It isn’t just moving to another country that can be a problem for people in their retirement years. Want a great deal on a nice sailboat? Go to places like the Virgin Islands, the Rio Dulce in Guatemala and other “destination” ports. There are plenty of boats there that are owned by people who dreamed of sailing around the world, bought a boat, sold everything and took off only to abandon their dream at their first distant port of call. Reality bit them in the pooper and they discovered that the “cruising life” is little more than repairing broken gear in exotic locations without the proper tools or the skills to actually do the job. Usually, though not always, it’s the woman who gives up first. I remember one woman in Guatemala who was forcing the end of the adventure because she couldn’t cope with the lack of shopping malls and places to get her nails done. I’m not making that up. That’s exactly what she said. Of course I think that’s stupid, but for her it was a valid reason for going back and who am I to ridicule her reasons. There hers and not mine.
I feel sorry for those people whose dreams lie ship wrecked on the bleak shores of reality but that’s how life goes sometimes.

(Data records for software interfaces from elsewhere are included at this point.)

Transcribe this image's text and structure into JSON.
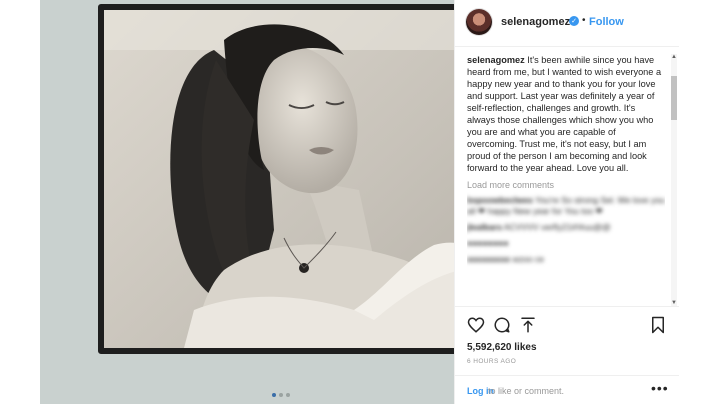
{
  "post": {
    "username": "selenagomez",
    "separator": "•",
    "follow_label": "Follow",
    "verified_glyph": "✓",
    "caption_username": "selenagomez",
    "caption_text": "It's been awhile since you have heard from me, but I wanted to wish everyone a happy new year and to thank you for your love and support. Last year was definitely a year of self-reflection, challenges and growth. It's always those challenges which show you who you are and what you are capable of overcoming. Trust me, it's not easy, but I am proud of the person I am becoming and look forward to the year ahead. Love you all.",
    "load_more_label": "Load more comments",
    "likes": "5,592,620 likes",
    "time_ago": "6 HOURS AGO",
    "login_link": "Log in",
    "login_rest": "to like or comment.",
    "more_glyph": "•••"
  },
  "blurred_comments": [
    {
      "user": "bspoowbeclwes",
      "text": "You're So strong Sel. We love you all ❤ happy New year for You too ❤"
    },
    {
      "user": "jlealbars",
      "text": "ACVVVV verfIy21#!#uu@@"
    },
    {
      "user": "",
      "text": "●●●●●●●●"
    },
    {
      "user": "xxxxxxxxx",
      "text": "wzoo ce"
    }
  ],
  "icons": {
    "next_arrow": "chevron-right-icon",
    "like": "heart-icon",
    "comment": "comment-icon",
    "share": "share-icon",
    "save": "bookmark-icon"
  },
  "colors": {
    "accent": "#3897f0",
    "text": "#262626",
    "muted": "#999999",
    "media_backdrop": "#c9d1cf"
  }
}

Things are changing here in Panama recently. The 29th of this month will mark my first anniversary. The seasons are changing. After a long dry spell we’re starting to get rain on a nearly daily basis now. Not the drenching frog-choking gully washers of last year, but a couple of hours of the wet every day. Gas prices are over $4/gallon now which is driving up the cost of transportation and as a result food prices are rising and it’s hard for the ordinary Panamanian. Yesterday I took the bus down the mountain to do some grocery shopping. What used to cost 90¢ for the one-way trip is now $1.05.